Researched fall detection and localization using wireless sensor network for elderly care. Led development of small team to implemented real-time room-level localization algorithm using machine learning. Worked with raw wireless data to develop features for machine learning algorithm. Conducted experiments to evaluate and measure the accuracy of localization algorithm. Demonstrated working prototype to potential customers.
Helped and taught students basic programming skills in C# such as basic design patterns, testing, debugging, and performance profiling. Worked with groups of students to build large programs involving socket programming, graphical user interfaces, and database storage.
Researched an alternative way to store and search terabytes of data using Apache Solr to augment existing database systems. Built the Solr index and ran benchmarks to see how it performed compared to alternative approaches.
Contributed to framework, WiFu, for experimenting on wireless transport protocols. Designed new TCP variant protocol specific for wireless mesh networks. Used wireless mesh network to run experiments and benchmark performance of different protocols.
Helped develop HMFlow framework for rapid prototyping on FPGAs, which uses pre-synthesized hard macro blocks to quickly build designs, 100 times faster than conventional FPGA workflows. Designed and developed fast loading and saving of serialized hard macro blocks. Created complex data structures to model FPGA designs.
Worked with groups on goal setting, teaching, and communicating, while resolving conflicts among individuals within these groups. Supported several communities by volunteering at various nonprofit organizations.
Extensive research has been performed on improving TCP performance in multi-hop wireless networks, but there have been relatively few experimental evaluations of this work. To make it easier to conduct research in this area, we are releasing WiFu, an open-source toolkit for developing experimental wireless transport protocols. WiFu provides for user-space development of reliable transport and rate control algorithms, greatly simplifying the implementation effort required.
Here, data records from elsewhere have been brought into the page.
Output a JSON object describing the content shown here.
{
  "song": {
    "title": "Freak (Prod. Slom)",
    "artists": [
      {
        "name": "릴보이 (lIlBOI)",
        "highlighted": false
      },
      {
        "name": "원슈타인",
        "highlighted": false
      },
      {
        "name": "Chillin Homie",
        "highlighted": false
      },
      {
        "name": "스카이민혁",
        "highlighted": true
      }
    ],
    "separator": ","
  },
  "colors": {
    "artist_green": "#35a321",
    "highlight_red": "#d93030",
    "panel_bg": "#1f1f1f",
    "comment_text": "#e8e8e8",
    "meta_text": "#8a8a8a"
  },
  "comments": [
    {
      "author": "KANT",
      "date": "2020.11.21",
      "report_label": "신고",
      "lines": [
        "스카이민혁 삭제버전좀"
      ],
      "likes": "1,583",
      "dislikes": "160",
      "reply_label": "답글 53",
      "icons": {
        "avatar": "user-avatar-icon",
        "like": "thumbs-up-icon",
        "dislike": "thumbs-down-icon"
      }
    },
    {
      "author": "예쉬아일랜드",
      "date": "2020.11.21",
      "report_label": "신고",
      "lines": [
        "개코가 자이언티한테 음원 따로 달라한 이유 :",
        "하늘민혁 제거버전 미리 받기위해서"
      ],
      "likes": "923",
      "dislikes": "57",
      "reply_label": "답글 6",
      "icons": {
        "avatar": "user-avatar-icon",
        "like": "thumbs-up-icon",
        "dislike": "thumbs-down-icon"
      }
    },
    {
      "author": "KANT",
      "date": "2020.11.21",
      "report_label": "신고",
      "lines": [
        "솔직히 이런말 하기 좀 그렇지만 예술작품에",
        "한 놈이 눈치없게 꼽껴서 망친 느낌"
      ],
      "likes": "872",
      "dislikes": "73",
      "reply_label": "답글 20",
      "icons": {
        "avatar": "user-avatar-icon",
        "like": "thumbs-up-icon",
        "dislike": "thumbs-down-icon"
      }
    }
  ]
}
In this paper, we describe the architecture of the WiFu toolkit, which decomposes transport protocols into smaller components that enable rapid, plug-and-play development of new variants. We present experiments to demonstrate that the performance of WiFu compares favorably to the Linux kernel for wireless networks. We illustrate the utility of WiFu by using it to conduct experiments with several wireless transport protocols, and show that the performance of some protocols differs significantly from previously reported results.
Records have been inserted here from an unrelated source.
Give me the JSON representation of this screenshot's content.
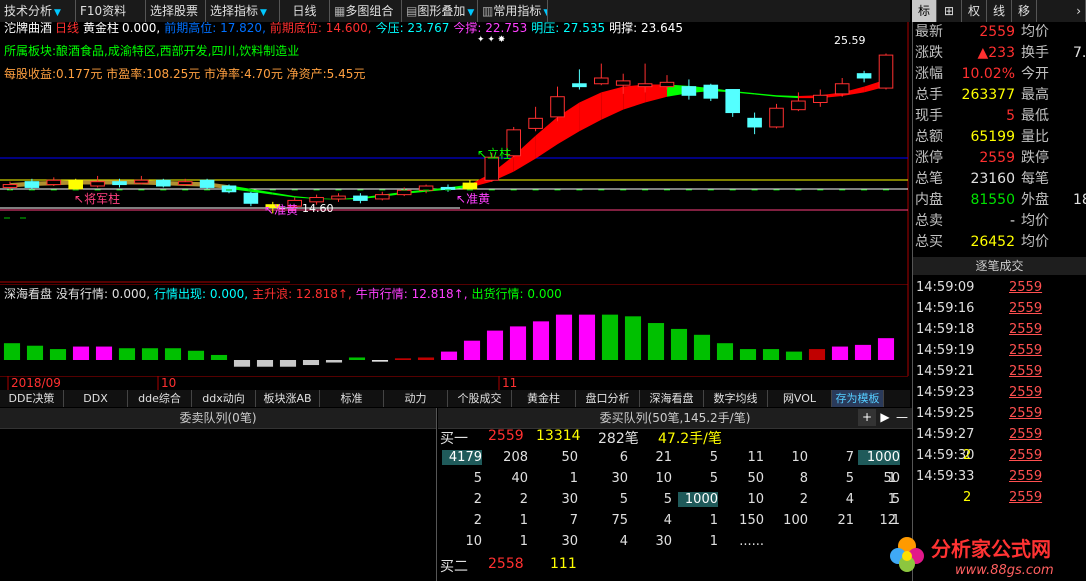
{
  "toolbar": {
    "items": [
      "技术分析",
      "F10资料",
      "选择股票",
      "选择指标",
      "日线",
      "多图组合",
      "图形叠加",
      "常用指标"
    ],
    "right_items": [
      "标",
      "⊞",
      "权",
      "线",
      "移"
    ]
  },
  "main_header": {
    "stock_name": "沱牌曲酒",
    "period": "日线",
    "indicator": "黄金柱",
    "indicator_value": "0.000,",
    "seg_a": "前期高位: 17.820,",
    "seg_b": "前期底位: 14.600,",
    "seg_c": "今压: 23.767",
    "seg_d": "今撑: 22.753",
    "seg_e": "明压: 27.535",
    "seg_f": "明撑: 23.645",
    "sector": "所属板块:酿酒食品,成渝特区,西部开发,四川,饮料制造业",
    "finance": "每股收益:0.177元 市盈率:108.25元 市净率:4.70元 净资产:5.45元",
    "price_label": "25.59",
    "low_label": "14.60",
    "annotations": {
      "jiangjun": "将军柱",
      "zhunhuang1": "准黄",
      "zhunhuang2": "准黄",
      "lizhu": "立柱"
    }
  },
  "sub_header": {
    "name": "深海看盘",
    "s1": "没有行情: 0.000,",
    "s2": "行情出现: 0.000,",
    "s3": "主升浪: 12.818↑,",
    "s4": "牛市行情: 12.818↑,",
    "s5": "出货行情: 0.000"
  },
  "chart_data": {
    "type": "bar",
    "candles": [
      {
        "o": 16.4,
        "c": 16.6,
        "h": 16.8,
        "l": 16.2,
        "up": true
      },
      {
        "o": 16.8,
        "c": 16.4,
        "h": 17.0,
        "l": 16.2,
        "up": false
      },
      {
        "o": 16.6,
        "c": 16.9,
        "h": 17.1,
        "l": 16.5,
        "up": true
      },
      {
        "o": 16.9,
        "c": 16.3,
        "h": 17.0,
        "l": 16.2,
        "up": false,
        "yellow": true
      },
      {
        "o": 16.5,
        "c": 16.8,
        "h": 17.2,
        "l": 16.4,
        "up": true
      },
      {
        "o": 16.8,
        "c": 16.6,
        "h": 17.0,
        "l": 16.4,
        "up": false
      },
      {
        "o": 16.7,
        "c": 16.9,
        "h": 17.2,
        "l": 16.6,
        "up": true
      },
      {
        "o": 16.9,
        "c": 16.5,
        "h": 17.0,
        "l": 16.4,
        "up": false
      },
      {
        "o": 16.6,
        "c": 16.8,
        "h": 17.0,
        "l": 16.5,
        "up": true
      },
      {
        "o": 16.9,
        "c": 16.4,
        "h": 17.0,
        "l": 16.3,
        "up": false
      },
      {
        "o": 16.5,
        "c": 16.1,
        "h": 16.6,
        "l": 16.0,
        "up": false
      },
      {
        "o": 16.0,
        "c": 15.3,
        "h": 16.1,
        "l": 15.1,
        "up": false
      },
      {
        "o": 15.2,
        "c": 15.0,
        "h": 15.4,
        "l": 14.6,
        "up": false,
        "yellow": true
      },
      {
        "o": 15.1,
        "c": 15.5,
        "h": 15.7,
        "l": 14.9,
        "up": true
      },
      {
        "o": 15.4,
        "c": 15.7,
        "h": 15.9,
        "l": 15.2,
        "up": true
      },
      {
        "o": 15.6,
        "c": 15.8,
        "h": 16.0,
        "l": 15.4,
        "up": true
      },
      {
        "o": 15.8,
        "c": 15.5,
        "h": 16.0,
        "l": 15.3,
        "up": false
      },
      {
        "o": 15.6,
        "c": 15.9,
        "h": 16.1,
        "l": 15.5,
        "up": true
      },
      {
        "o": 15.9,
        "c": 16.2,
        "h": 16.4,
        "l": 15.8,
        "up": true
      },
      {
        "o": 16.2,
        "c": 16.5,
        "h": 16.6,
        "l": 16.0,
        "up": true
      },
      {
        "o": 16.4,
        "c": 16.3,
        "h": 16.6,
        "l": 16.1,
        "up": false
      },
      {
        "o": 16.3,
        "c": 16.7,
        "h": 16.9,
        "l": 16.2,
        "up": true,
        "yellow": true
      },
      {
        "o": 16.9,
        "c": 18.5,
        "h": 18.8,
        "l": 16.8,
        "up": true
      },
      {
        "o": 18.6,
        "c": 20.4,
        "h": 20.6,
        "l": 18.5,
        "up": true
      },
      {
        "o": 20.5,
        "c": 21.2,
        "h": 22.0,
        "l": 20.3,
        "up": true
      },
      {
        "o": 21.3,
        "c": 22.7,
        "h": 23.4,
        "l": 21.0,
        "up": true
      },
      {
        "o": 23.6,
        "c": 23.4,
        "h": 24.6,
        "l": 23.2,
        "up": false
      },
      {
        "o": 23.6,
        "c": 24.0,
        "h": 25.0,
        "l": 23.5,
        "up": true
      },
      {
        "o": 23.8,
        "c": 23.5,
        "h": 24.3,
        "l": 22.9,
        "up": true
      },
      {
        "o": 23.4,
        "c": 23.6,
        "h": 25.0,
        "l": 23.0,
        "up": true
      },
      {
        "o": 23.7,
        "c": 23.4,
        "h": 24.2,
        "l": 23.2,
        "up": true
      },
      {
        "o": 23.4,
        "c": 22.8,
        "h": 23.9,
        "l": 22.5,
        "up": false
      },
      {
        "o": 23.5,
        "c": 22.6,
        "h": 23.6,
        "l": 22.4,
        "up": false
      },
      {
        "o": 23.2,
        "c": 21.6,
        "h": 23.2,
        "l": 21.3,
        "up": false
      },
      {
        "o": 21.2,
        "c": 20.6,
        "h": 21.6,
        "l": 20.1,
        "up": false
      },
      {
        "o": 20.6,
        "c": 21.9,
        "h": 22.2,
        "l": 20.5,
        "up": true
      },
      {
        "o": 21.8,
        "c": 22.4,
        "h": 23.0,
        "l": 21.7,
        "up": true
      },
      {
        "o": 22.3,
        "c": 22.8,
        "h": 23.2,
        "l": 22.0,
        "up": true
      },
      {
        "o": 22.9,
        "c": 23.6,
        "h": 24.0,
        "l": 22.7,
        "up": true
      },
      {
        "o": 24.0,
        "c": 24.3,
        "h": 24.5,
        "l": 23.7,
        "up": false
      },
      {
        "o": 23.3,
        "c": 25.59,
        "h": 25.7,
        "l": 23.2,
        "up": true
      }
    ],
    "sub_bars": [
      {
        "v": 2.0,
        "c": "green"
      },
      {
        "v": 1.7,
        "c": "green"
      },
      {
        "v": 1.3,
        "c": "green"
      },
      {
        "v": 1.6,
        "c": "magenta"
      },
      {
        "v": 1.6,
        "c": "magenta"
      },
      {
        "v": 1.4,
        "c": "green"
      },
      {
        "v": 1.4,
        "c": "green"
      },
      {
        "v": 1.4,
        "c": "green"
      },
      {
        "v": 1.1,
        "c": "green"
      },
      {
        "v": 0.6,
        "c": "green"
      },
      {
        "v": -0.8,
        "c": "gray"
      },
      {
        "v": -0.8,
        "c": "gray"
      },
      {
        "v": -0.8,
        "c": "gray"
      },
      {
        "v": -0.6,
        "c": "gray"
      },
      {
        "v": -0.3,
        "c": "gray"
      },
      {
        "v": 0.3,
        "c": "green"
      },
      {
        "v": -0.2,
        "c": "white"
      },
      {
        "v": 0.2,
        "c": "red"
      },
      {
        "v": 0.3,
        "c": "red"
      },
      {
        "v": 1.0,
        "c": "magenta"
      },
      {
        "v": 2.3,
        "c": "magenta"
      },
      {
        "v": 3.5,
        "c": "magenta"
      },
      {
        "v": 4.0,
        "c": "magenta"
      },
      {
        "v": 4.6,
        "c": "magenta"
      },
      {
        "v": 5.4,
        "c": "magenta"
      },
      {
        "v": 5.4,
        "c": "magenta"
      },
      {
        "v": 5.4,
        "c": "green"
      },
      {
        "v": 5.2,
        "c": "green"
      },
      {
        "v": 4.4,
        "c": "green"
      },
      {
        "v": 3.7,
        "c": "green"
      },
      {
        "v": 3.0,
        "c": "green"
      },
      {
        "v": 2.0,
        "c": "green"
      },
      {
        "v": 1.3,
        "c": "green"
      },
      {
        "v": 1.3,
        "c": "green"
      },
      {
        "v": 1.0,
        "c": "green"
      },
      {
        "v": 1.3,
        "c": "red"
      },
      {
        "v": 1.6,
        "c": "magenta"
      },
      {
        "v": 1.8,
        "c": "magenta"
      },
      {
        "v": 2.6,
        "c": "magenta"
      }
    ],
    "months": [
      "2018/09",
      "10",
      "11"
    ],
    "ribbon_green_top": "#00ff00",
    "ribbon_red_top": "#ff0000"
  },
  "indicator_tabs": [
    "DDE决策",
    "DDX",
    "dde综合",
    "ddx动向",
    "板块涨AB",
    "标准",
    "动力",
    "个股成交",
    "黄金柱",
    "盘口分析",
    "深海看盘",
    "数字均线",
    "网VOL",
    "存为模板"
  ],
  "sell_queue": {
    "title": "委卖队列(0笔)"
  },
  "buy_queue": {
    "title": "委买队列(50笔,145.2手/笔)",
    "buy1_label": "买一",
    "buy1_price": "2559",
    "buy1_vol": "13314",
    "buy1_count": "282笔",
    "buy1_avg": "47.2手/笔",
    "rows": [
      [
        "4179",
        "208",
        "50",
        "6",
        "21",
        "5",
        "11",
        "10",
        "7",
        "44",
        "1000"
      ],
      [
        "5",
        "40",
        "1",
        "30",
        "10",
        "5",
        "50",
        "8",
        "5",
        "1",
        "50"
      ],
      [
        "2",
        "2",
        "30",
        "5",
        "5",
        "1000",
        "10",
        "2",
        "4",
        "1",
        "5"
      ],
      [
        "2",
        "1",
        "7",
        "75",
        "4",
        "1",
        "150",
        "100",
        "21",
        "12",
        "1"
      ],
      [
        "10",
        "1",
        "30",
        "4",
        "30",
        "1",
        "......",
        "",
        "",
        "",
        ""
      ]
    ],
    "buy2_label": "买二",
    "buy2_price": "2558",
    "buy2_vol": "111"
  },
  "quote": {
    "rows": [
      {
        "l1": "最新",
        "v1": "2559",
        "c1": "red",
        "l2": "均价",
        "v2": ""
      },
      {
        "l1": "涨跌",
        "v1": "▲233",
        "c1": "red",
        "l2": "换手",
        "v2": "7."
      },
      {
        "l1": "涨幅",
        "v1": "10.02%",
        "c1": "red",
        "l2": "今开",
        "v2": ""
      },
      {
        "l1": "总手",
        "v1": "263377",
        "c1": "yellow",
        "l2": "最高",
        "v2": ""
      },
      {
        "l1": "现手",
        "v1": "5",
        "c1": "red",
        "l2": "最低",
        "v2": ""
      },
      {
        "l1": "总额",
        "v1": "65199",
        "c1": "yellow",
        "l2": "量比",
        "v2": ""
      },
      {
        "l1": "涨停",
        "v1": "2559",
        "c1": "red",
        "l2": "跌停",
        "v2": ""
      },
      {
        "l1": "总笔",
        "v1": "23160",
        "c1": "white",
        "l2": "每笔",
        "v2": ""
      },
      {
        "l1": "内盘",
        "v1": "81550",
        "c1": "green",
        "l2": "外盘",
        "v2": "181"
      },
      {
        "l1": "总卖",
        "v1": "-",
        "c1": "white",
        "l2": "均价",
        "v2": ""
      },
      {
        "l1": "总买",
        "v1": "26452",
        "c1": "yellow",
        "l2": "均价",
        "v2": ""
      }
    ]
  },
  "ticks": {
    "title": "逐笔成交",
    "rows": [
      {
        "t": "14:59:09",
        "p": "2559"
      },
      {
        "t": "14:59:16",
        "p": "2559"
      },
      {
        "t": "14:59:18",
        "p": "2559"
      },
      {
        "t": "14:59:19",
        "p": "2559"
      },
      {
        "t": "14:59:21",
        "p": "2559"
      },
      {
        "t": "14:59:23",
        "p": "2559"
      },
      {
        "t": "14:59:25",
        "p": "2559"
      },
      {
        "t": "14:59:27",
        "p": "2559"
      },
      {
        "t": "14:59:30",
        "p": "2559",
        "v": "2"
      },
      {
        "t": "14:59:33",
        "p": "2559"
      },
      {
        "t": "",
        "p": "2559",
        "v": "2"
      }
    ]
  },
  "watermark": {
    "cn": "分析家公式网",
    "url": "www.88gs.com"
  }
}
Creating CAD tools for commercial FPGAs is a difficult task. Closed proprietary device databases and unsupported interfaces are largely to blame for the lack of CAD research found on commercial architectures versus hypothetical architectures. This paper formally introduces RapidSmith, a new set of tools and APIs that enable CAD tool creation for Xilinx FPGAs. Based on the Xilinx Design Language (XDL), RapidSmith provides a compact, yet, fast device database with hundreds of APIs that enable the creation of placers, routers and several other tools for Xilinx devices. RapidSmith alleviates several of the difficulties of using XDL and this work demonstrates the kinds of research facilitated by removing such challenges.
The FPGA compilation process (synthesis, map, place, and route) is a time consuming task that severely limits designer productivity. Compilation time can be reduced by saving implementation data in the form of hard macros. Hard macros consist of previously synthesized, placed and routed circuits that enable rapid design assembly because of the native FPGA circuitry (primitives and nets)which they encapsulate. This work presents results from creating a new FPGA design flow based on hard macros called HMF low. HMF low has shown speedups of 10-50X over the fastest configuration of the Xilinx tools. Designed for rapid prototyping, HMF low achieves these speedups by only utilizing up to 50 percent of the resources on an FPGA and produces implementations that run 2-4X slower than those produced by Xilinx. These speedups are obtained on a wide range of benchmark designs with some exceeding 18,000 slices on a Virtex 4 LX200.
Designer productivity for FPGA design is significantly limited by the time-consuming nature of the FPGA compilation process (synthesis, map, placement, and routing). However, experimentation on alternative CAD tools for this purpose for Xilinx devices has been somewhat limited. This paper describes the development and distribution of RapidSmith, a software library to facilitate the manipulation of XDL designs and upon which a complete CAD system can be based. The demonstration portion of this paper will show prototypes of representative CAD tools which can be easily built on top of the RapidSmith system.